I have always been fascinated by the “Dear Annie” Mailbox-concept where anyone can ask an expert for advice. But until a week ago I had never thought about how it feels to be the expert receiving questions from strangers in different parts of the world.
When I received this message, I realized: It feels amazing!
I just watched your TED talk and thank you again. I am married to a very introverted man, to whom I ask trivial questions (I now realize) all the time with the intent of connecting. But while he enjoys being at the gym, he doesn't really want to talk about the gym. I know this, but until now it didn't really click. I will find a different way in. :)
But I have a question about questions, languages, and the appearance of intelligence as you mentioned in your comments on curiosity. Right now, I’m preparing for a telephone interview taking place in a couple of hours for a job and the person interviewing me is Czech and speaks Czech German Polish Slovak Spanish.
Of course, he may expect me to ask questions but my reading about him indicates that he’s not a professional hiring manager and may be new to interviewing.
So, would you say that a question from me like, “What do you want me to accomplish in the first year for me to be successful in this role?“, which are well received in English, be taken differently by him? Could he interpret that as me not knowing what I’ll be expected to do?”
Here is my answer:
Thanks for your message. I am very glad you liked my TED Talk.
I don't have a lot of experience in the job interview area, but yes, I would say there is a risk that "What do you want me to accomplish in the first year for me to be successful in this role?" could be interpreted as you not knowing what you'll be expected to do.
Maybe you could think of another way of putting it, so the question is not so much about you and what you are expected to do/accomplish as it is about the task/problem you are supposed to solve?
My studies show that Danish and English speaking people primarily use questions to impose responsibility on others while Spanish and Chinese speaking people primarily use questions to take responsibility themselves, and Russian and German speaking people use questions to empower shared responsibility.
These differences suggests that you might want to formulate your question(s) in a way that emphasizes a focus on successful problem-solving rather than you being a success.

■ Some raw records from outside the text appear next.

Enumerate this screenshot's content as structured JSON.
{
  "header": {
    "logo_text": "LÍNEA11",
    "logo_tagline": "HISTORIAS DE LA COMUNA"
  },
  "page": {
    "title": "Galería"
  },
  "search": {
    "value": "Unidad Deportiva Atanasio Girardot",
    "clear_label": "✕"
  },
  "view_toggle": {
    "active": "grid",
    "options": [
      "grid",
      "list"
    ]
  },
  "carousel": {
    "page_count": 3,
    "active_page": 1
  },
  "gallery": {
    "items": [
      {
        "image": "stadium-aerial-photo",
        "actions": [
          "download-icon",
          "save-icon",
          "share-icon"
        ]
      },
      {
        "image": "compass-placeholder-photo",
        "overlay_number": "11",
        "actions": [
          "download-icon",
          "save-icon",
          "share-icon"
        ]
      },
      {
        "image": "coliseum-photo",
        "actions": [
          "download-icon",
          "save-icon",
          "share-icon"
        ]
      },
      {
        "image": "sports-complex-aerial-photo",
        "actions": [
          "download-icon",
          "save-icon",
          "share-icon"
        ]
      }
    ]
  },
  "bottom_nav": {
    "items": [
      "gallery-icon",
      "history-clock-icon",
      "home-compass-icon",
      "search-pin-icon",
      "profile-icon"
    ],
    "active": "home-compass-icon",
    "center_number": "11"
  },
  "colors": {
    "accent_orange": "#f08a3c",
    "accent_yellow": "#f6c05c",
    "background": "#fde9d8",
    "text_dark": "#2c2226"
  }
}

I don't know if that is of any help, but I wish you the best of luck!
If you also have questions about questions, don't hesitate to write me an email at email@example.com. I would love to give it a shot 💛